Work to be completed →
Every record must be repeated precisely as it stands.

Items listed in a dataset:
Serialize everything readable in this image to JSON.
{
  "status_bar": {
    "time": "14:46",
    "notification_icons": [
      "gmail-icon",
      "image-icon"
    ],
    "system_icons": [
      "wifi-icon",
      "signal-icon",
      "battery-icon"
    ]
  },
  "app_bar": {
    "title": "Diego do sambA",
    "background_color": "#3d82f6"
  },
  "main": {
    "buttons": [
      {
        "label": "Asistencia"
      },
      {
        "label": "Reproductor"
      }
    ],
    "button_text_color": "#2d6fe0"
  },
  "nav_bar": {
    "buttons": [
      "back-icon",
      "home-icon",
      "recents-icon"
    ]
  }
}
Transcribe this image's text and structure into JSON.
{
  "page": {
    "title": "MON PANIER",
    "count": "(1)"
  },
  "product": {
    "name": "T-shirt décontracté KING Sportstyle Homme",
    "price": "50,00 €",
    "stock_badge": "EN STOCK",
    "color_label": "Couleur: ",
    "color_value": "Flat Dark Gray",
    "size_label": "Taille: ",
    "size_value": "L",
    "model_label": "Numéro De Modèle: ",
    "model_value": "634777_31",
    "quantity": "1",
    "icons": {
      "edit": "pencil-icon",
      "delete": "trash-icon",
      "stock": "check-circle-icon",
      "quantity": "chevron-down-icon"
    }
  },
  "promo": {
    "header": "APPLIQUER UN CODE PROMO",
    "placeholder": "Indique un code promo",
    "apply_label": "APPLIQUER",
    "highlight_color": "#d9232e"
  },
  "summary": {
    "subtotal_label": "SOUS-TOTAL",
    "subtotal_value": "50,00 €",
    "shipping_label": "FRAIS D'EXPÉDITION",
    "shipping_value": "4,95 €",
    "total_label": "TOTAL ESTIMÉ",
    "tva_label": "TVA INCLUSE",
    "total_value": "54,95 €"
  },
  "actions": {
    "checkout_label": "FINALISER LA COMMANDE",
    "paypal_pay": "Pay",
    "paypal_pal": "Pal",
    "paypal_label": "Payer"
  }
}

Answer →
Serialize everything readable in this image to JSON.
{
  "status_bar": {
    "time": "14:46",
    "notification_icons": [
      "gmail-icon",
      "image-icon"
    ],
    "system_icons": [
      "wifi-icon",
      "signal-icon",
      "battery-icon"
    ]
  },
  "app_bar": {
    "title": "Diego do sambA",
    "background_color": "#3d82f6"
  },
  "main": {
    "buttons": [
      {
        "label": "Asistencia"
      },
      {
        "label": "Reproductor"
      }
    ],
    "button_text_color": "#2d6fe0"
  },
  "nav_bar": {
    "buttons": [
      "back-icon",
      "home-icon",
      "recents-icon"
    ]
  }
}
Transcribe this image's text and structure into JSON.
{
  "page": {
    "title": "MON PANIER",
    "count": "(1)"
  },
  "product": {
    "name": "T-shirt décontracté KING Sportstyle Homme",
    "price": "50,00 €",
    "stock_badge": "EN STOCK",
    "color_label": "Couleur: ",
    "color_value": "Flat Dark Gray",
    "size_label": "Taille: ",
    "size_value": "L",
    "model_label": "Numéro De Modèle: ",
    "model_value": "634777_31",
    "quantity": "1",
    "icons": {
      "edit": "pencil-icon",
      "delete": "trash-icon",
      "stock": "check-circle-icon",
      "quantity": "chevron-down-icon"
    }
  },
  "promo": {
    "header": "APPLIQUER UN CODE PROMO",
    "placeholder": "Indique un code promo",
    "apply_label": "APPLIQUER",
    "highlight_color": "#d9232e"
  },
  "summary": {
    "subtotal_label": "SOUS-TOTAL",
    "subtotal_value": "50,00 €",
    "shipping_label": "FRAIS D'EXPÉDITION",
    "shipping_value": "4,95 €",
    "total_label": "TOTAL ESTIMÉ",
    "tva_label": "TVA INCLUSE",
    "total_value": "54,95 €"
  },
  "actions": {
    "checkout_label": "FINALISER LA COMMANDE",
    "paypal_pay": "Pay",
    "paypal_pal": "Pal",
    "paypal_label": "Payer"
  }
}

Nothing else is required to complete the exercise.